At the Guardian, novelist Julian Barnes shares his experiences developing a taste for art during his childhood, and how modernism worked to change his early impressions of what art could be. In addition, he offers insight as to how modernist art has come to influence his work, as well as the works of Flaubert and Proust.
I first began writing about art with a chapter on Géricault’s Raft of the Medusa in my novel A History of the World in 10½ Chapters (1989). Since then, I have never followed any particular plan. But the period from 1850 to 1920 continues to fascinate me, as a time of great truth-speaking combined with a fundamental reexamination of the forms of art. I think we still have a lot to learn from that time.
Over the past decade, the Colemans have published nearly 50 books, sometimes as solo writers, sometimes under pseudonyms, but usually as collaborators with a byline that has become a trusted brand: “Ashley & JaQuavis.” They are marquee stars of urban fiction, or street lit, a genre whose inner-city settings and lurid mix of crime, sex and sensationalism have earned it comparisons to gangsta rap. The emergence of street lit is one of the big stories in recent American publishing, a juggernaut that has generated huge sales by catering to a readership — young, black and, for the most part, female — that historically has been ill-served by the book business.
Over at T Magazine, Jody Rosen gives us a glimpse into the lives of Ashley and JaQuavis Coleman, who may just be “the most successful literary couple in America.”
Whether you’re singing, dancing, or making out with Spiderman, there’s something different about doing things in the rain. In an excerpt from her book Rain: A Cultural and National History published at Salon, Cynthia Barnett analyzes rain as a narrative device:
Rain is such a compelling literary and cinematic trope that it’s easily and often overdeployed, as many critics have mirthfully pointed out.
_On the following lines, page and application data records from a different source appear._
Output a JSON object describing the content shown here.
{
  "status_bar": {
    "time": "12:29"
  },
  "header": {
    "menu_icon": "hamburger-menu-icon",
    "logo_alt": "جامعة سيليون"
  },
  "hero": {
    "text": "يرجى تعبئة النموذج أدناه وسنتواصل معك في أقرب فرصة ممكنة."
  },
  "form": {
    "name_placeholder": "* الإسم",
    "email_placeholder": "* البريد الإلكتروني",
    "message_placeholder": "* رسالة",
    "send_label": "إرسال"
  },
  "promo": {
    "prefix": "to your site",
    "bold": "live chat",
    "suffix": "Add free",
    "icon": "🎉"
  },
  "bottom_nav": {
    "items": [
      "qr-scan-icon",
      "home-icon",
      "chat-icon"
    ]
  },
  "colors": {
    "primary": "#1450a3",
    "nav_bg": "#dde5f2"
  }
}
Rain can be avant-garde in a Beckett play and embarrassingly melodramatic in a romance novel—or when the rain machine gushes a bit too obviously in film.